Study: Looking Back at Celebrity Tribute Issues
Paying tribute to a recently deceased celebrity doesn’t always guarantee high levels of readership.
Paying tribute to a recently deceased celebrity doesn’t guarantee high levels of readership for magazines. However, for some, the results have been meteoric.
Brand new research from GfK MRI notes the passing of Robin Williams (29% above average), Muhammad Ali (28% above average) and Prince (25% above average) drove the highest readership averages, when compared to other issues. The research examined 112 magazine issues over the past eight years and focused on celebrities that were featured on at least three covers.
The highest level of single-issue readership average were noted for People’s Dec. 29, 2014 Robin Williams issue; Sports Illustrated’s June 13, 2016 Muhammad Ali issue; and Rolling Stone’s May 19, 2016 Prince issue. All three achieved readership levels 40% above each brand’s average. Also notable was People’s September 28, 2009 Patrick Swayze tribute, which had a readership increase of 32%.
“Commemorative issues engage with our audience in a visceral way,” a People spokesperson tells Folio:'s sister site, min. “[The] issues also serve as collectors’ specials that celebrate the lives of Hollywood legends.”
People also points out that readership and engagement goes beyond the pages of its magazine. “The most recent example was the unexpected death of Prince on April 21, 2016,” the spokesperson says. “People’s coverage was multiplatform: we provided readers with breaking news, features, and video on our website, created two dedicated Snapchat editions, as well as several Facebook Live reactions with our editors as soon as the news broke. This culminated with the cover of People’s commemorative Prince issue — our biggest newsstand seller of 2016 to date.”
Caryn Klein, VP of strategy and insights at Time Inc., did not disclose specifics, but went on to say, “The Prince and Muhammad Ali tribute special issues were some of the highest selling issues year-to-date for Time Inc.”
There isn’t an apparent formula here, however. Michael Jackson, arguably one of the most famous pop culture icons in recent history, did not increase readership for most of the 21 magazines that featured him on their covers. In fact, cumulatively those issues saw readership levels decline by 5% against their averages. Entertainment Weekly got the biggest bump from Jackson, with its July 10, 2009 split-run collectors’ issue that saw a 12% increase in readership.

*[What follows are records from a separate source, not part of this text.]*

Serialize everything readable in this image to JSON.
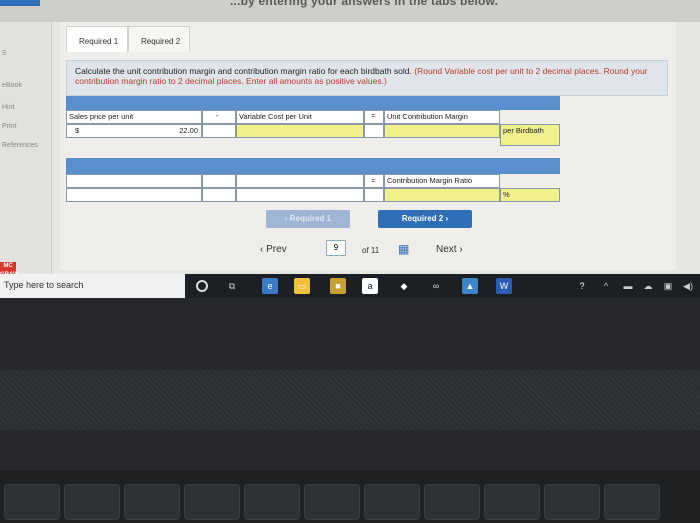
{
  "window": {
    "title_partial": "...by entering your answers in the tabs below."
  },
  "leftnav": {
    "items": [
      "eBook",
      "Hint",
      "Print",
      "References"
    ],
    "letter": "s",
    "brand": "McGraw Hill"
  },
  "tabs": [
    {
      "label": "Required 1",
      "active": true
    },
    {
      "label": "Required 2",
      "active": false
    }
  ],
  "instructions": {
    "text": "Calculate the unit contribution margin and contribution margin ratio for each birdbath sold.",
    "red": "(Round Variable cost per unit to 2 decimal places. Round your contribution margin ratio to 2 decimal places. Enter all amounts as positive values.)"
  },
  "table1": {
    "col1_label": "Sales price per unit",
    "col1_symbol": "$",
    "col1_value": "22.00",
    "op1": "-",
    "col2_label": "Variable Cost per Unit",
    "op2": "=",
    "col3_label": "Unit Contribution Margin",
    "unit_label": "per Birdbath"
  },
  "table2": {
    "op": "=",
    "col_label": "Contribution Margin Ratio",
    "unit_label": "%"
  },
  "pager": {
    "prev_label": "Required 1",
    "next_label": "Required 2"
  },
  "nav": {
    "prev": "Prev",
    "page": "9",
    "of": "of 11",
    "next": "Next"
  },
  "taskbar": {
    "search_placeholder": "Type here to search"
  },
  "colors": {
    "header_blue": "#5a8fd0",
    "answer_yellow": "#f2f08a",
    "accent": "#2f6fb5"
  }
}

Similarly poor results were also seen with Whitney Houston’s passing. Houston was featured on 10 covers, and the overall readership average for those magazines was down 1% overall. Essence netted the biggest lift, with a 17% spike in readership for its April 2012 issue.
While there is clearly no way to predict which celebrity passing will drive the highest levels of readership, the GfK MRI research does indicate that entertainment magazines are most likely to benefit from tribute issues. Still, there are exceptions to that rule, especially when the tributes feature public figures, as opposed to celebrities.

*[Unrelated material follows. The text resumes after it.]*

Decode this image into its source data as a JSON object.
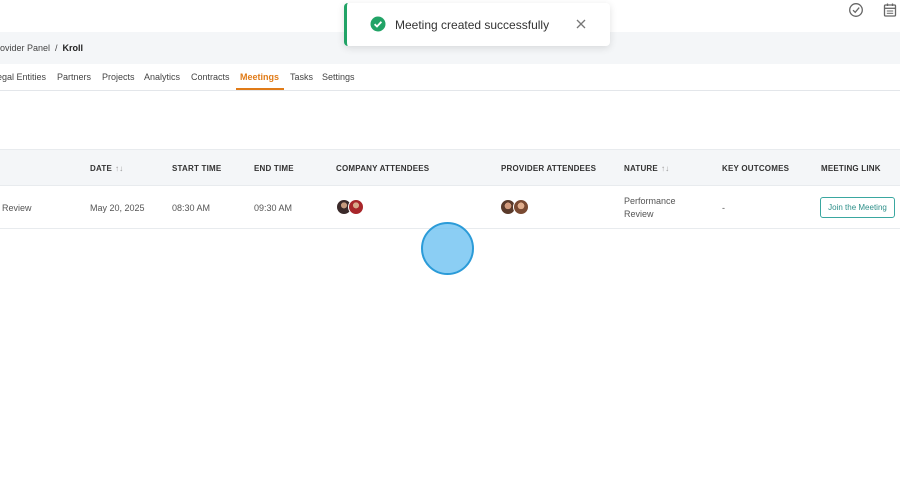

Steve Jobs’ passing in 2011 drove a 39% increase for Fortune in its November 7 issue. But the results were not so good for Rolling Stone, who saw readership fall 6% below average for its October 27, 2011 issue featuring Jobs on its cover.